About the Author
Joel Dullroy is the co-founder of Deskwanted.com, the portal for coworking spaces and shared offices. Before launching Deskwanted, Joel Dullroy was a journalist and cultural organizer. He moved from his native Australia to Berlin in 2008 and worked as a freelance journalist, contributing stories to international media including the BBC, the Financial Times and Der Spiegel. In 2010 Joel joined with Carsten Foertsch to create Deskwanted and Deskmag.


A great article! It's time more freelancers find out about how coworking can really help their respective businesses.

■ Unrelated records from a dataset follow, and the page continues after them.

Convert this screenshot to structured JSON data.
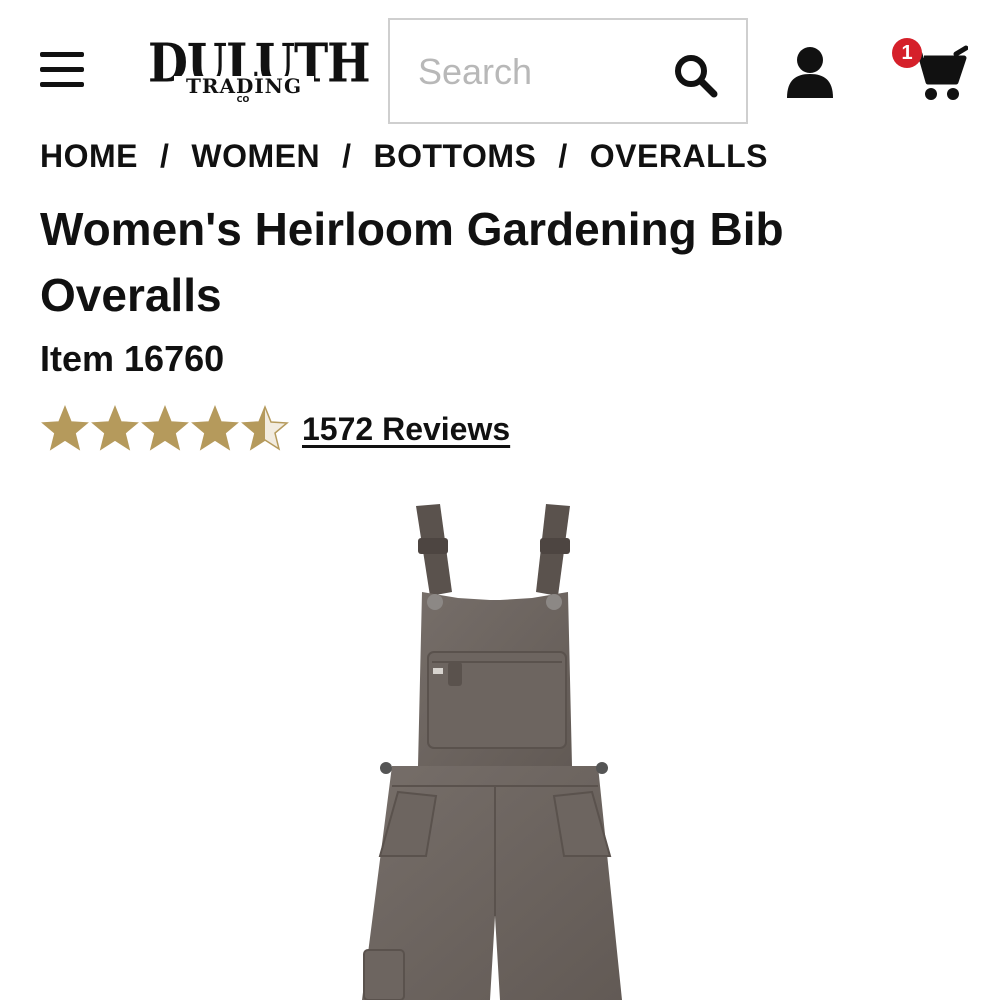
{
  "header": {
    "menu_icon": "hamburger-menu-icon",
    "logo": {
      "line1": "DULUTH",
      "line2": "TRADING",
      "line3": "CO"
    },
    "search": {
      "placeholder": "Search",
      "value": "",
      "icon": "search-icon"
    },
    "account_icon": "user-icon",
    "cart": {
      "icon": "cart-icon",
      "count": "1",
      "badge_color": "#d5202a"
    }
  },
  "breadcrumb": {
    "items": [
      "HOME",
      "WOMEN",
      "BOTTOMS",
      "OVERALLS"
    ],
    "separator": "/"
  },
  "product": {
    "title": "Women's Heirloom Gardening Bib Overalls",
    "item_number": "Item 16760",
    "rating": {
      "value": 4.5,
      "max": 5,
      "star_color": "#b59a5c"
    },
    "reviews_label": "1572 Reviews",
    "image": {
      "subject": "gray bib overalls",
      "color": "#6a625d"
    }
  }
}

Deciding on whether coworking is the right choice for you if you're a freelancer, startup, or other indie professional can be tough though. I co-authored and put together a book (Working in the UnOffice: A Guide to Coworking for Indie Workers, Small Businesses, and Nonprofits, CoworkingGuide.com) last year where we talked to 50+ coworking members and space founders to find out the scoop on coworking: what the cost-benefits are (compared to other places to work), how to choose a space, what to do once you've joined a space to make the most of your newfound community, etc.

What I think most people are still a little confused about is HOW coworking is different from a typical shared office arrangement, which many businesses and freelancers already do. They may rent or share a space somewhere, but that isn't coworking.

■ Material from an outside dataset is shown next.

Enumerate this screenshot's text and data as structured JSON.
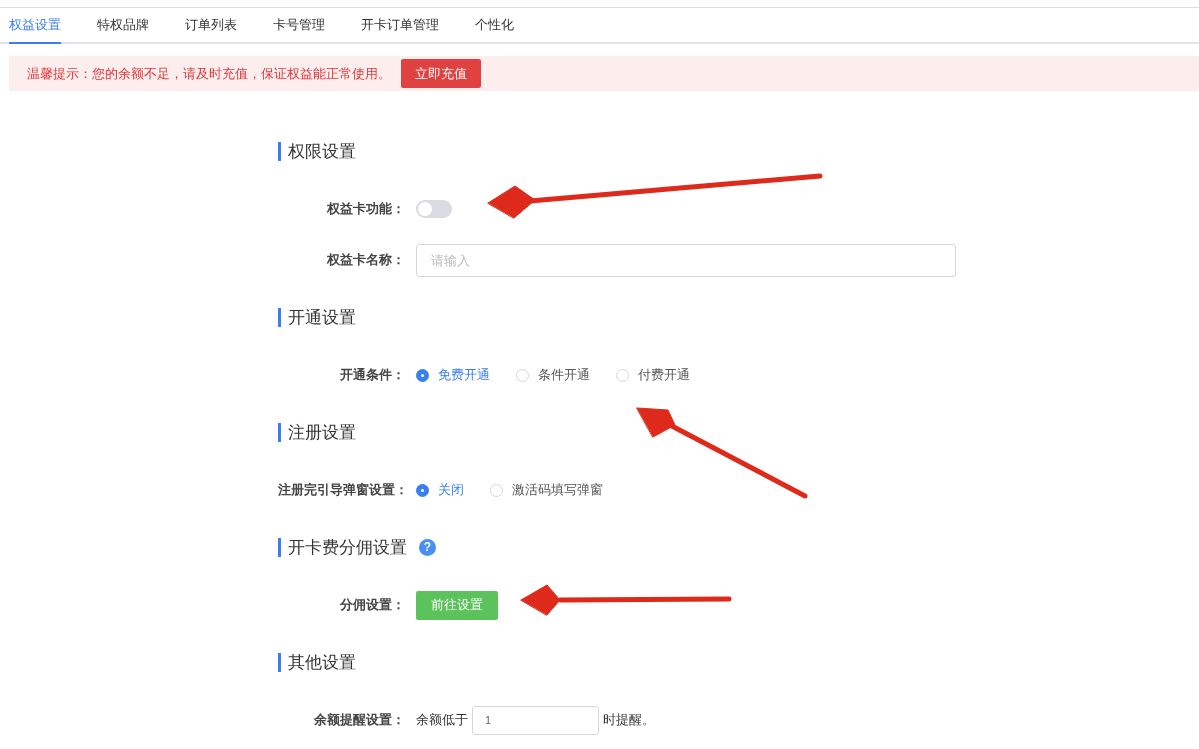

So, why join a coworking space over any other shared space arrangement, especially when it's an extra expense? What makes it so different and new? And why should freelancers care?

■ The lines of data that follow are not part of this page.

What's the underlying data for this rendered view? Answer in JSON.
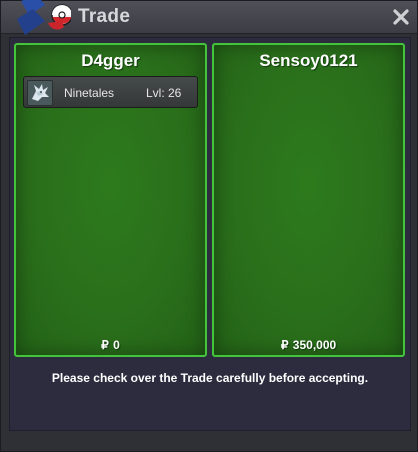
{
  "window": {
    "title": "Trade",
    "close_icon": "close-icon",
    "logo_icon": "pokeball-logo-icon"
  },
  "left_panel": {
    "player": "D4gger",
    "currency_symbol": "₽",
    "money": "0",
    "items": [
      {
        "icon": "ninetales-sprite-icon",
        "name": "Ninetales",
        "level": "Lvl: 26"
      }
    ]
  },
  "right_panel": {
    "player": "Sensoy0121",
    "currency_symbol": "₽",
    "money": "350,000",
    "items": []
  },
  "notice": "Please check over the Trade carefully before accepting.",
  "colors": {
    "panel_border": "#43c43a",
    "panel_fill": "#2a6f1b",
    "window_bg": "#2d2c3e"
  }
}
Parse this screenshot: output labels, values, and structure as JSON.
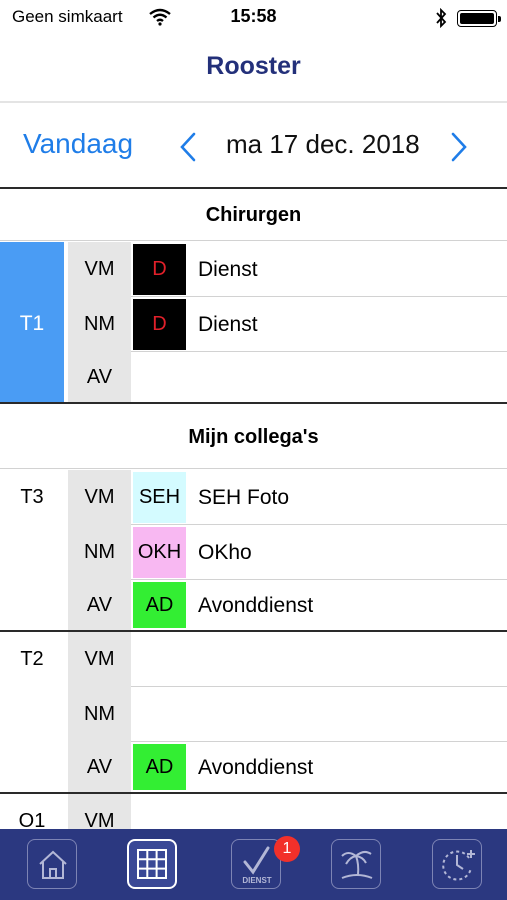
{
  "status": {
    "carrier": "Geen simkaart",
    "time": "15:58"
  },
  "nav": {
    "title": "Rooster"
  },
  "datebar": {
    "today": "Vandaag",
    "date": "ma 17 dec. 2018"
  },
  "sections": {
    "surgeons": "Chirurgen",
    "colleagues": "Mijn collega's"
  },
  "people": {
    "t1": "T1",
    "t3": "T3",
    "t2": "T2",
    "o1": "O1"
  },
  "rows": [
    {
      "period": "VM",
      "code": "D",
      "desc": "Dienst",
      "code_bg": "#000000",
      "code_color": "#e0202a"
    },
    {
      "period": "NM",
      "code": "D",
      "desc": "Dienst",
      "code_bg": "#000000",
      "code_color": "#e0202a"
    },
    {
      "period": "AV",
      "code": "",
      "desc": ""
    },
    {
      "period": "VM",
      "code": "SEH",
      "desc": "SEH Foto",
      "code_bg": "#d4fbff",
      "code_color": "#000000"
    },
    {
      "period": "NM",
      "code": "OKH",
      "desc": "OKho",
      "code_bg": "#f8b8f2",
      "code_color": "#000000"
    },
    {
      "period": "AV",
      "code": "AD",
      "desc": "Avonddienst",
      "code_bg": "#33ee33",
      "code_color": "#000000"
    },
    {
      "period": "VM",
      "code": "",
      "desc": ""
    },
    {
      "period": "NM",
      "code": "",
      "desc": ""
    },
    {
      "period": "AV",
      "code": "AD",
      "desc": "Avonddienst",
      "code_bg": "#33ee33",
      "code_color": "#000000"
    },
    {
      "period": "VM",
      "code": "",
      "desc": ""
    }
  ],
  "tabbar": {
    "tabs": [
      {
        "name": "home",
        "icon": "home-icon"
      },
      {
        "name": "rooster",
        "icon": "grid-icon",
        "active": true
      },
      {
        "name": "dienst",
        "icon": "checkmark-dienst-icon",
        "label": "DIENST",
        "badge": "1"
      },
      {
        "name": "vakantie",
        "icon": "palm-tree-icon"
      },
      {
        "name": "uren",
        "icon": "clock-plus-icon"
      }
    ]
  },
  "colors": {
    "accent": "#1f7de8",
    "title": "#23307a",
    "tabbar": "#2b3880",
    "t1": "#4a9cf4",
    "badge": "#f2302a"
  }
}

One of the greatest things about coworking -- from experience here in San Francisco, CA and talking to other fellow small businesses who do coworking -- is that it gives the growing group of remote workers out there, e.g. laptop-toting telecommuters, web design shops, freelance writers/editors, other digital startups, a cohesive, but fluid community to belong to.

One big difference is that you won't see hermetic enclosures at authentic coworking spaces. It's all about sharing a space and having contact with others. Sure, there are private rooms, too, but for the most part the environment is open. Frankly, it's a completely different business model than what you see at your typical shared office suite -- and that's what makes it exciting.

For those who want to read up more on coworking and how it can really jumpstart your freelance career, there are a number of books that offer great perspectives, including:

- I'm Outta Here (one of the first tomes on coworking, a classic)

- Working in the UnOffice: A Guide to Coworking for Indie Workers, Small Businesses, and Nonprofits (focused on helping readers decide how to choose space and then how to thrive once you're in a space - features interviews with 50+ members/founders from across the U.S.)

- Coworking: How Freelancers Escape the Coffee Shop Office (written by Cohere founder and community)

- The Business of Community (written by Alex Hillman, who also runs a master class on community building and coworking space, IndyHall)

What a great idea, working from home. No more 101excuses for your late coming, stay out of office conflict, less travel expenses, run out of work clothes , no more medical certificates, the list is endless!